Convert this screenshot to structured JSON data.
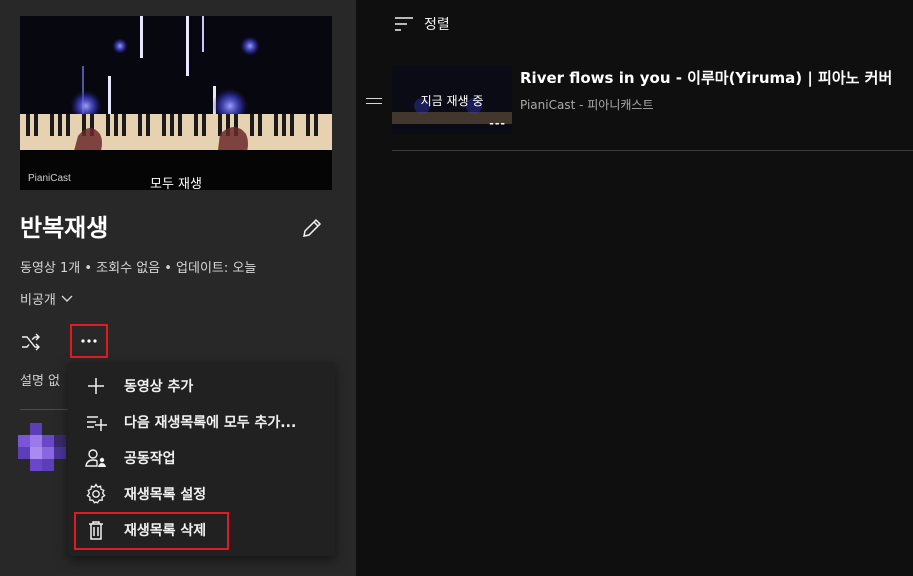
{
  "playlist": {
    "thumbnail": {
      "overlay_label": "모두 재생",
      "brand": "PianiCast"
    },
    "title": "반복재생",
    "meta": "동영상 1개 • 조회수 없음 • 업데이트: 오늘",
    "privacy": "비공개",
    "description": "설명 없",
    "icons": {
      "edit": "pencil-icon",
      "shuffle": "shuffle-icon",
      "more": "more-horizontal-icon",
      "privacy_dropdown": "chevron-down-icon"
    }
  },
  "menu": {
    "items": [
      {
        "label": "동영상 추가",
        "icon": "plus-icon"
      },
      {
        "label": "다음 재생목록에 모두 추가...",
        "icon": "playlist-add-icon"
      },
      {
        "label": "공동작업",
        "icon": "collaborate-icon"
      },
      {
        "label": "재생목록 설정",
        "icon": "gear-icon"
      },
      {
        "label": "재생목록 삭제",
        "icon": "trash-icon"
      }
    ]
  },
  "sort": {
    "label": "정렬",
    "icon": "sort-icon"
  },
  "videos": [
    {
      "title": "River flows in you - 이루마(Yiruma) | 피아노 커버",
      "channel": "PianiCast - 피아니캐스트",
      "status": "지금 재생 중",
      "duration_placeholder": "---"
    }
  ],
  "colors": {
    "background": "#0f0f0f",
    "panel": "#282828",
    "menu": "#212121",
    "highlight": "#e01b24",
    "glow": "#5a5cff"
  }
}
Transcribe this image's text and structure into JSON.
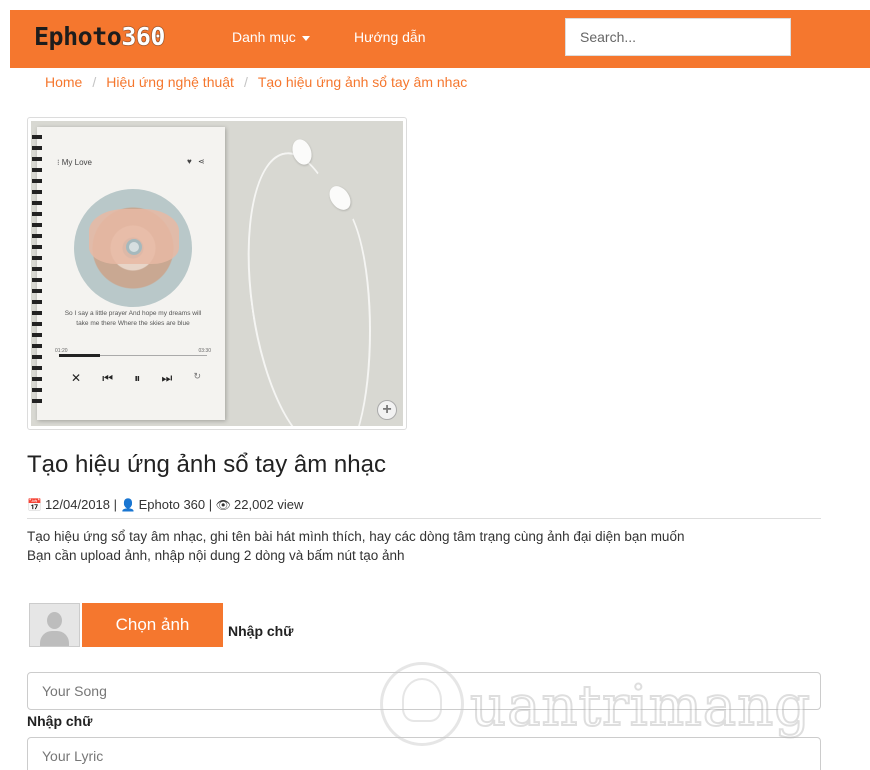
{
  "navbar": {
    "logo_text": "Ephoto",
    "logo_num": "360",
    "menu_label": "Danh mục",
    "guide_label": "Hướng dẫn",
    "search_placeholder": "Search..."
  },
  "breadcrumb": {
    "home": "Home",
    "category": "Hiệu ứng nghệ thuật",
    "current": "Tạo hiệu ứng ảnh sổ tay âm nhạc",
    "separator": "/"
  },
  "preview": {
    "song_title": "My Love",
    "lyric": "So I say a little prayer And hope my dreams will take me there Where the skies are blue",
    "time_start": "01:20",
    "time_end": "03:30",
    "control_icons": [
      "shuffle-icon",
      "previous-icon",
      "pause-icon",
      "next-icon",
      "repeat-icon"
    ],
    "zoom_icon": "plus-circle-icon"
  },
  "page": {
    "title": "Tạo hiệu ứng ảnh sổ tay âm nhạc",
    "date": "12/04/2018",
    "author": "Ephoto 360",
    "views": "22,002 view",
    "separator": "|",
    "description_line1": "Tạo hiệu ứng sổ tay âm nhạc, ghi tên bài hát mình thích, hay các dòng tâm trạng cùng ảnh đại diện bạn muốn",
    "description_line2": "Bạn cần upload ảnh, nhập nội dung 2 dòng và bấm nút tạo ảnh"
  },
  "form": {
    "choose_button": "Chọn ảnh",
    "label_1": "Nhập chữ",
    "song_placeholder": "Your Song",
    "label_2": "Nhập chữ",
    "lyric_placeholder": "Your Lyric"
  },
  "watermark": {
    "text": "uantrimang"
  },
  "colors": {
    "accent": "#f5772e",
    "text": "#333333"
  }
}
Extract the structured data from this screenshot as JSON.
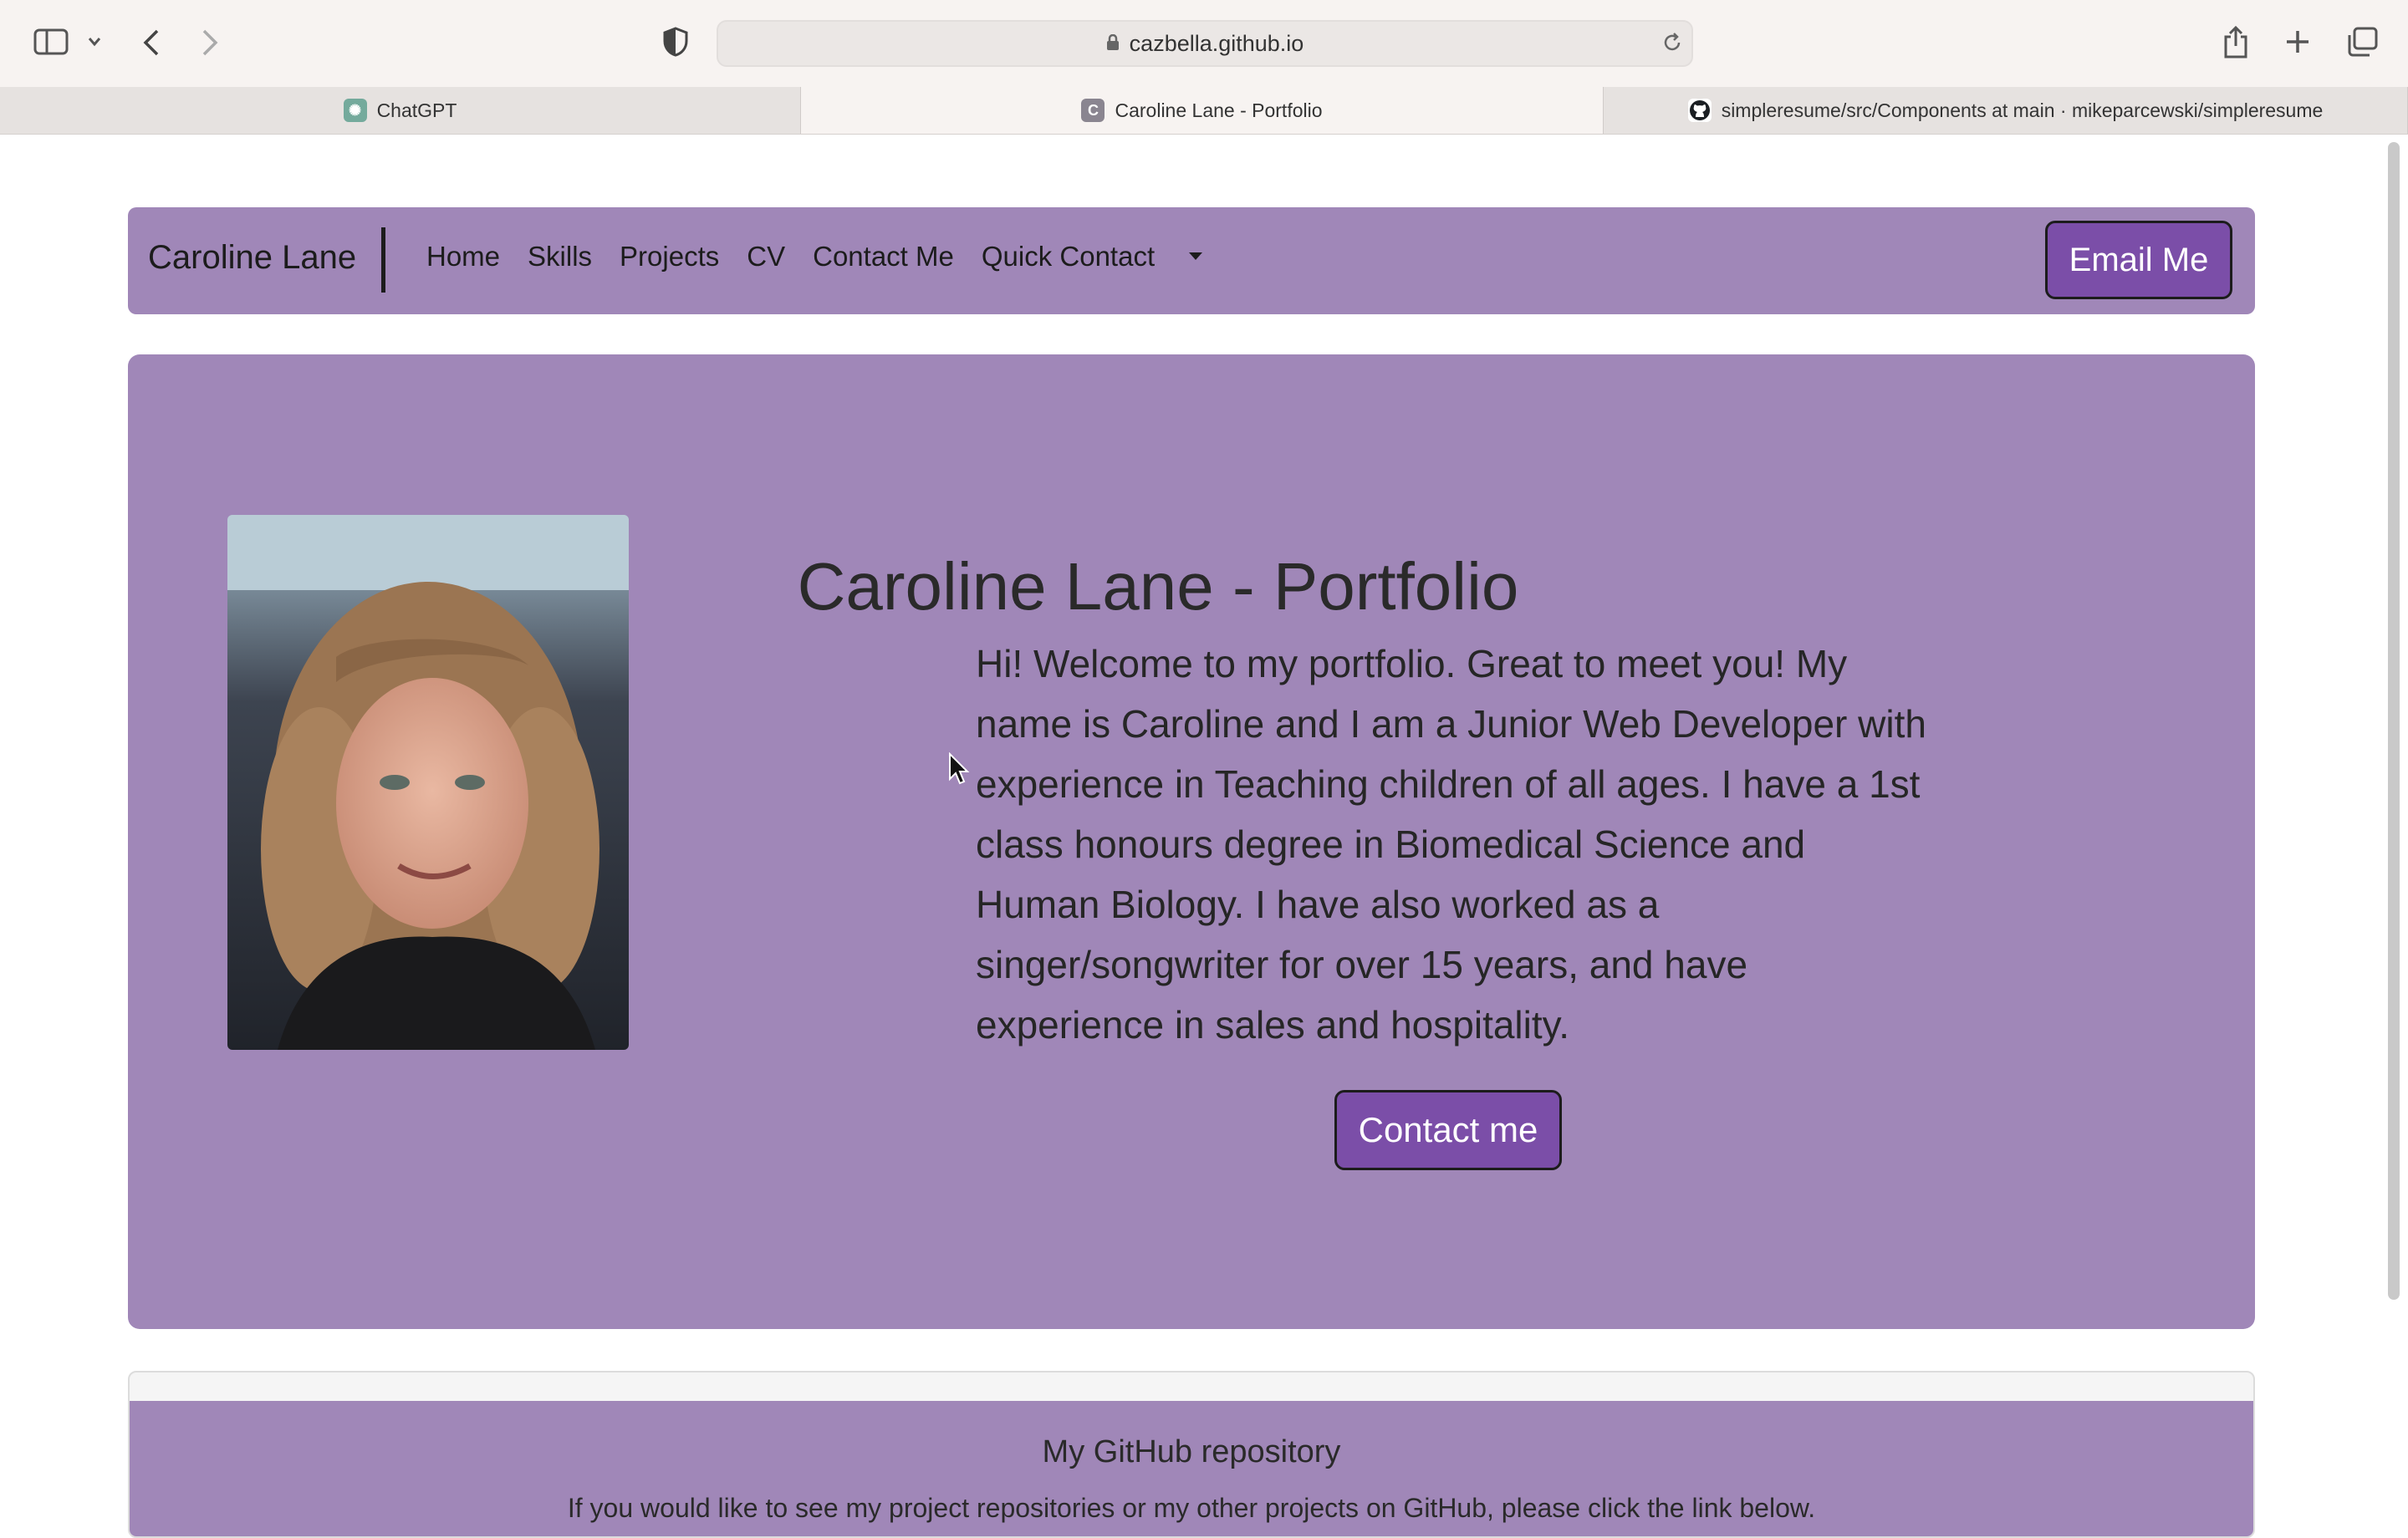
{
  "browser": {
    "url": "cazbella.github.io",
    "tabs": [
      {
        "label": "ChatGPT",
        "icon": "chatgpt-favicon"
      },
      {
        "label": "Caroline Lane - Portfolio",
        "icon": "c-favicon"
      },
      {
        "label": "simpleresume/src/Components at main · mikeparcewski/simpleresume",
        "icon": "github-favicon"
      }
    ]
  },
  "navbar": {
    "brand": "Caroline Lane",
    "links": [
      "Home",
      "Skills",
      "Projects",
      "CV",
      "Contact Me"
    ],
    "dropdown": "Quick Contact",
    "email_button": "Email Me"
  },
  "hero": {
    "title": "Caroline Lane - Portfolio",
    "text": "Hi! Welcome to my portfolio. Great to meet you! My name is Caroline and I am a Junior Web Developer with experience in Teaching children of all ages. I have a 1st class honours degree in Biomedical Science and Human Biology. I have also worked as a singer/songwriter for over 15 years, and have experience in sales and hospitality.",
    "button": "Contact me"
  },
  "github_card": {
    "title": "My GitHub repository",
    "text": "If you would like to see my project repositories or my other projects on GitHub, please click the link below."
  },
  "colors": {
    "accent": "#a087b8",
    "button": "#7b4ea8"
  }
}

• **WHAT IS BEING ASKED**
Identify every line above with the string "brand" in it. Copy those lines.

• **ANSWER SECTION**
      "brand": "PianiCast"
    "brand": "Caroline Lane",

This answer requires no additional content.